Power once claimed by Christians or Communists in a post-9/11 decade appears dispersed into more accessible if no less domineering channels. In Bleeding Edge, the networks of DeepArcher beckon as “a virtual sanctuary to escape from the many varieties of real world discomfort. A grand-scale model for the afflicted, a destination reachable by virtual midnight express from anyplace with a keyboard.” This being Thomas Pynchon, a shaggy-dog tale set in 2001 Manhattan unfolds. Another curious sort plays detective. She finds, loosely unraveled, conspiracies that stretch far beyond the scope of a Catholic Irish hegemony or even a Czech totalitarian system. They span the wires you and I share to read this review. And they contain “inside them forces of destruction” for all.

Merging a compatible view of corporate conformity and social commentary with satire, George Saunders’ stories in Tenth of December sustain his trademark style. He mixes send-ups of how Americans think and speak in a commodity culture full of pop psychology and catchphrases with sensitive subjects which edge into sentiment. As a funhouse mirror of our fragmented nation, he reflects back how we keep evolving, to resemble the caricatured citizens in a Pynchon saga itself.

This psychic dislocation, as people relentlessly must sell themselves or be sold, wears down the characters from two Southern California-based chroniclers. The King of Good Intentions conveys what it could have been like for John Andrew Fredrick to try to make it in the early-’90s indie music scene in Los Angeles, when college radio mattered (a bit). At a party full of star-struck wannabees, pursuing a comely lass, the probably only slightly fictionalized John reflects: “Tonight I am lost and have eyes like a spirograph in the hands of a child on methamphetamine and utterly out of my head on good drugs and bad alcohol.” Poetic or introspective registers carom off John’s R-rated vernacular, the usual Angeleno’s articulation, or its lack.

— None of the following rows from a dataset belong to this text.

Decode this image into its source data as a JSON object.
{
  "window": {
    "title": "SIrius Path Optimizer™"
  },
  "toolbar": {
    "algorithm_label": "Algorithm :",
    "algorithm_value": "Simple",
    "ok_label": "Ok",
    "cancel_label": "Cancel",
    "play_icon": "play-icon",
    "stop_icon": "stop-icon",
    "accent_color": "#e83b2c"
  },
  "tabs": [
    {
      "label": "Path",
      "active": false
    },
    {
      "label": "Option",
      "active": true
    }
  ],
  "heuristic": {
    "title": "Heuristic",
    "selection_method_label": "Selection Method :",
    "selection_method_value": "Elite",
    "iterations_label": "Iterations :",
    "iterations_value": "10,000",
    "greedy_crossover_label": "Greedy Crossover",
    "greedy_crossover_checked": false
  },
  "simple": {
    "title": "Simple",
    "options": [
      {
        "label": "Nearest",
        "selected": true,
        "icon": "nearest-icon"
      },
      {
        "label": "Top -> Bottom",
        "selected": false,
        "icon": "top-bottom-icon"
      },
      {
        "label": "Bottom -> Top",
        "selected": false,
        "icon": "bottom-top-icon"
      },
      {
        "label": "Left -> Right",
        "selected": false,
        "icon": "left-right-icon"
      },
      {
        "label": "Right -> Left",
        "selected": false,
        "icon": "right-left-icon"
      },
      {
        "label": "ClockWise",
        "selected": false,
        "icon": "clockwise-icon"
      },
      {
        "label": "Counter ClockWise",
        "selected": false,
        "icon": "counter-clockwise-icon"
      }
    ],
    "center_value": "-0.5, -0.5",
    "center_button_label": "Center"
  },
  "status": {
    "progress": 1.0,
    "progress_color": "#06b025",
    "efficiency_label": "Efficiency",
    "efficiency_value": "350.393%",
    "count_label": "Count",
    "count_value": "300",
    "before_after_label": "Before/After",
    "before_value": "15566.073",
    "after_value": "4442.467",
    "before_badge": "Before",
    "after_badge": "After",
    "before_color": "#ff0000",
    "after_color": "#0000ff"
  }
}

Infusing this spirited or spiteful melange of mundane rants and muttering satire, the novel celebrates an egghead’s low-life lived at the margins of celebrity.

Finally, at those same margins after a career ranging from plumbing sales to an assistant on Jeopardy!, Jim Gavin portrays the predicament of Angelenos caught between fame and misfortune. In this insular, congested, dirty, and sunny terrain, his characters, stuck at start-ups or peddling goods, wonder what keeps them there, and makes them face another day on the freeway. Gavin’s driven the same roads and done the same tasks, and his short story debut, Middle Men, dramatizes, in odd or mundane circumstances, the surprises that quiet epiphanies can present to the attentive wanderer.

Morrissey begins his Autobiography with a strongly Joycean evocation of post-war Manchester. Hook wanders the same streets. Both form bands as influential for such as Fredrick or Gavin’s post-hippie cohorts, arguably, as the Beatles or the Stones for West. Then, the allure of Jesus, Marx, or Stalin diminishes, even if the blowback to Aslan’s book betrays the refusal of some true believers to accept as gospel truth the gospel’s truths via scholarship. Powers’ letters, Cox’s study, and Black’s story share an Irish tension as concepts filter in from the wider world to challenge cohesion and resist coercion, when reform and radicalism seep in to weaken theological verities. Against ideology, Klíma, Pynchon, or Lundborg who welcomed the ’60s and liberating sounds attest to the control exerted by popular culture pitted against political convention. Yet, Saunders warns of the subversive backlash which newer forms of technology and surveillance possess, able to spur us into submission.

Collating this list of books, fiction and otherwise, and some in-between, connections form. We all search for escape, and while music, drugs, radicalism, or fame may ease the monotony, the protagonists of so many of these tales find themselves at the end of their narratives still constrained. Echoing Pascal’s complaint that “all men’s miseries derive from not being able to sit in a quiet room alone”, let Morrissey in this nod to revelation by reading conclude this 2013 culling. “Finally aware of ourselves as forever being in opposition, the solution to all things is the goodness of privacy in a warm room with books.”

Restless as many of these characters prove, lots of them wind up reading.